◆ BRIEF
Look over the entries and say how many lines include the word "value". Only the number, please.

-- Opening Marker --

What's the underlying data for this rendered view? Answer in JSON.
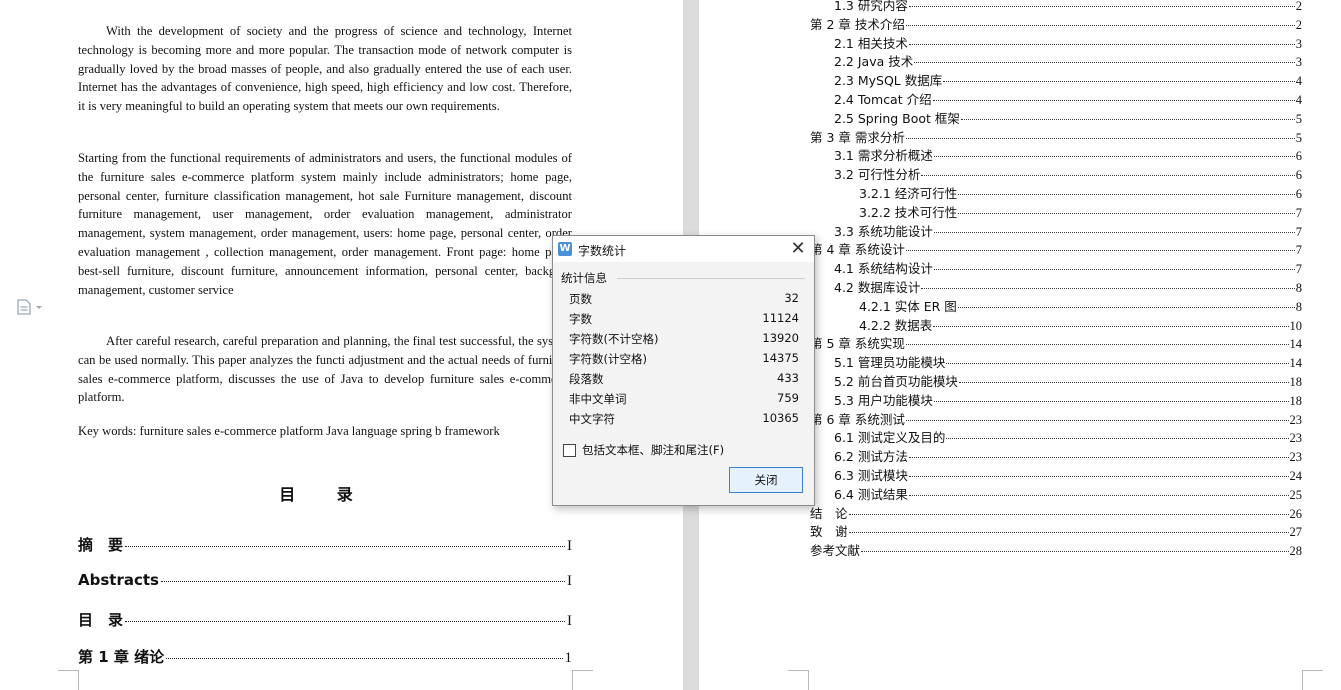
{
  "left_page": {
    "paragraphs": [
      "With the development of society and the progress of science and technology, Internet technology is becoming more and more popular. The transaction mode of network computer is gradually loved by the broad masses of people, and also gradually entered the use of each user. Internet has the advantages of convenience, high speed, high efficiency and low cost. Therefore, it is very meaningful to build an operating system that meets our own requirements.",
      "Starting from the functional requirements of administrators and users, the functional modules of the furniture sales e-commerce platform system mainly include administrators; home page, personal center, furniture classification management, hot sale Furniture management, discount furniture management, user management, order evaluation management, administrator management, system management, order management, users: home page, personal center, order evaluation management , collection management, order management. Front page: home page, best-sell furniture, discount furniture, announcement information, personal center, backgrou management, customer service",
      "After careful research, careful preparation and planning, the final test successful, the system can be used normally. This paper analyzes the functi adjustment and the actual needs of furniture sales e-commerce platform, discusses the use of Java to develop furniture sales e-commerce platform.",
      "Key words: furniture sales e-commerce platform Java language spring b framework"
    ],
    "toc_title": "目 录",
    "toc_entries": [
      {
        "title": "摘　要",
        "page": "I"
      },
      {
        "title": "Abstracts",
        "page": "I"
      },
      {
        "title": "目　录",
        "page": "I"
      },
      {
        "title": "第 1 章  绪论",
        "page": "1"
      }
    ]
  },
  "right_page": {
    "toc_entries": [
      {
        "title": "1.3 研究内容",
        "page": "2",
        "level": 1
      },
      {
        "title": "第 2 章  技术介绍",
        "page": "2",
        "level": 0
      },
      {
        "title": "2.1 相关技术",
        "page": "3",
        "level": 1
      },
      {
        "title": "2.2  Java 技术",
        "page": "3",
        "level": 1
      },
      {
        "title": "2.3  MySQL 数据库",
        "page": "4",
        "level": 1
      },
      {
        "title": "2.4  Tomcat 介绍",
        "page": "4",
        "level": 1
      },
      {
        "title": "2.5  Spring   Boot 框架",
        "page": "5",
        "level": 1
      },
      {
        "title": "第 3 章  需求分析",
        "page": "5",
        "level": 0
      },
      {
        "title": "3.1 需求分析概述",
        "page": "6",
        "level": 1
      },
      {
        "title": "3.2 可行性分析",
        "page": "6",
        "level": 1
      },
      {
        "title": "3.2.1 经济可行性",
        "page": "6",
        "level": 2
      },
      {
        "title": "3.2.2 技术可行性",
        "page": "7",
        "level": 2
      },
      {
        "title": "3.3 系统功能设计",
        "page": "7",
        "level": 1
      },
      {
        "title": "第 4 章  系统设计",
        "page": "7",
        "level": 0
      },
      {
        "title": "4.1 系统结构设计",
        "page": "7",
        "level": 1
      },
      {
        "title": "4.2 数据库设计",
        "page": "8",
        "level": 1
      },
      {
        "title": "4.2.1 实体 ER 图",
        "page": "8",
        "level": 2
      },
      {
        "title": "4.2.2 数据表",
        "page": "10",
        "level": 2
      },
      {
        "title": "第 5 章  系统实现",
        "page": "14",
        "level": 0
      },
      {
        "title": "5.1 管理员功能模块",
        "page": "14",
        "level": 1
      },
      {
        "title": "5.2 前台首页功能模块",
        "page": "18",
        "level": 1
      },
      {
        "title": "5.3 用户功能模块",
        "page": "18",
        "level": 1
      },
      {
        "title": "第 6 章  系统测试",
        "page": "23",
        "level": 0
      },
      {
        "title": "6.1 测试定义及目的",
        "page": "23",
        "level": 1
      },
      {
        "title": "6.2 测试方法",
        "page": "23",
        "level": 1
      },
      {
        "title": "6.3 测试模块",
        "page": "24",
        "level": 1
      },
      {
        "title": "6.4 测试结果",
        "page": "25",
        "level": 1
      },
      {
        "title": "结　论",
        "page": "26",
        "level": 0
      },
      {
        "title": "致　谢",
        "page": "27",
        "level": 0
      },
      {
        "title": "参考文献",
        "page": "28",
        "level": 0
      }
    ]
  },
  "dialog": {
    "icon_letter": "W",
    "title": "字数统计",
    "section_label": "统计信息",
    "stats": [
      {
        "label": "页数",
        "value": "32"
      },
      {
        "label": "字数",
        "value": "11124"
      },
      {
        "label": "字符数(不计空格)",
        "value": "13920"
      },
      {
        "label": "字符数(计空格)",
        "value": "14375"
      },
      {
        "label": "段落数",
        "value": "433"
      },
      {
        "label": "非中文单词",
        "value": "759"
      },
      {
        "label": "中文字符",
        "value": "10365"
      }
    ],
    "checkbox_label": "包括文本框、脚注和尾注(F)",
    "close_label": "关闭"
  },
  "colors": {
    "accent": "#3b7fd6",
    "app_icon": "#4a90d9"
  }
}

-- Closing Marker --

◆ OUTPUT
7